Cover image for Eliot's dark angel : intersections of life and art
Eliot's dark angel : intersections of life and art
Schuchard, Ronald.
Personal Author:
Publication Information:
New York : Oxford University Press, 1999.
Physical Description:
xiii, 268 pages : illustrations ; 24 cm
Reading Level:
1590 Lexile.
Format :


Call Number
Material Type
Home Location
Item Holds
PS3509.L43 Z86352 1999 Adult Non-Fiction Non-Fiction Area

On Order



Schuchard's critical study draws upon previously unpublished and uncollected materials in showing how Eliot's personal voice works through the sordid, the bawdy, the blasphemous, and the horrific to create a unique moral world and the only theory of moral criticism in English literature. Thebook also erodes conventional attitudes toward Eliot's intellectual and spiritual development, showing how early and consistently his classical and religious sensibility manifests itself in his poetry and criticism. The book examines his reading, his teaching, his bawdy poems, and his life-longattraction to music halls and other modes of popular culture to show the complex relation between intellectual biography and art.

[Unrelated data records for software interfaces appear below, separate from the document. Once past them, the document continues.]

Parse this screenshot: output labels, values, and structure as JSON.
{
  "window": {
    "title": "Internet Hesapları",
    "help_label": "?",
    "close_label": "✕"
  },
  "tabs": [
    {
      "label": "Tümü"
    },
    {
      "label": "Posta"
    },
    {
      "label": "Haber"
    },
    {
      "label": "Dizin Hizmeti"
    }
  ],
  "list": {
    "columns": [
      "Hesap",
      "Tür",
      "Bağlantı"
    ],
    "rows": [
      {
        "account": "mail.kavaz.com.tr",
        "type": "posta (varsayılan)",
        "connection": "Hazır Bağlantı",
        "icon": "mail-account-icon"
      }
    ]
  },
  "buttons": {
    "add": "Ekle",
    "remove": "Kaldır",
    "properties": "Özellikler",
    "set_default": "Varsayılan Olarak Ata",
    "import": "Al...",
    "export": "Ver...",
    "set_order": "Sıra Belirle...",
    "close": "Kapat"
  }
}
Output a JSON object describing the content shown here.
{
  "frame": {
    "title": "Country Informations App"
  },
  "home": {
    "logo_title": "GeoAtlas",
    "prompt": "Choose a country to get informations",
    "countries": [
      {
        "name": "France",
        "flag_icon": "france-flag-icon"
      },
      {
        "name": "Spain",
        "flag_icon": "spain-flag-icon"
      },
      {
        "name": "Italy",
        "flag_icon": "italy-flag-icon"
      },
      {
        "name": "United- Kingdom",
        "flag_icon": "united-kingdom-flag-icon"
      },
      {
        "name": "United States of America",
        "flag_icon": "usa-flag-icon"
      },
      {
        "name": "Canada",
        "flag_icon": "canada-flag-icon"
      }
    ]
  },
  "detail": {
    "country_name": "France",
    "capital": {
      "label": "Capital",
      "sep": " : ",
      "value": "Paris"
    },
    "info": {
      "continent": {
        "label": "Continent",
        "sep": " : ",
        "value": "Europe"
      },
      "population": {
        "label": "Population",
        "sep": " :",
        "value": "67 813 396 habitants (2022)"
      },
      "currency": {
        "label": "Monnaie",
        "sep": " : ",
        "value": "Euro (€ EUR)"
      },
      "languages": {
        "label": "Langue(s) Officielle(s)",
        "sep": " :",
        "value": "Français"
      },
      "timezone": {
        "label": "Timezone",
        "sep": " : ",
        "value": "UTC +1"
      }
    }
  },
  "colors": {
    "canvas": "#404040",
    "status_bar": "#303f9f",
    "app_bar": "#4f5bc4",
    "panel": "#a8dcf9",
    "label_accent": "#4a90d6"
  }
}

Author Notes

Ronald Schuchard is at Emory University.

Reviews 1

Choice Review

The most unique aspect of this excellent work is Schuchard's inclusion of previously unpublished documents reflecting T.S. Eliot's teaching activity--particularly the valuable, detailed syllabi for several courses he taught toward the end of WW I: Modern English Literature, Victorian Literature, and Elizabethan Literature. Schuchard (Emory Univ.) furnishes extensive lists of both primary and secondary literary material with which scholars now know Eliot was familiar. More generally, Schuchard, a self-described "biographical critic," explores the ways in which art and criticism are indissolubly linked, the ways in which the reconstruction of biographical and intellectual contexts may indeed change or influence cultural evolution." This he achieves by examining "events of significance and intensity in Eliot's life and work," including the adulterous relationship of his wife Vivienne and Bertrand Russell, the influences of various religious writers (e.g., St. John of the Cross, St. Ignatius Loyola), his own long-term relationship with US teacher Emily Hale, and numerous literary influences. Because of the dual focus on both biography and criticism, this book particularly complements two other recent publications: Inventions of the March Hare: Poems, 1909-1917, ed. by Christopher Ricks (1996), a collection of Eliot's previously unpublished early poems, and Lyndall Gordon's T.S. Eliot: An Imperfect Life (CH, Jan'00). Recommended for all academic library collections. A. R. Nourie; Illinois State University

Table of Contents

Abbreviationsp. xi
Prelude: The Dark Angelp. 3
1 In the Lecture Hallsp. 25
2 Hulme of Original Sinp. 52
3 "Our mad poetics to confute": Laforgue and the Personal Voicep. 70
4 The Savage Comedianp. 87
5 In the Music Hallsp. 102
6 The Horrific Momentp. 119
7 First-Rate Blasphemyp. 131
8 "All Aboard for Natchez, Cairo and St. Louis": The Journey of the Exile in Ash-Wednesdayp. 148
9 The Ignatian Interludep. 162
10 "If I think, again, of this place": The Way to Little Giddingp. 175
Appendix American Publishers and the Transmission of T.S. Eliot's Prosep. 198
Notesp. 217
Indexp. 257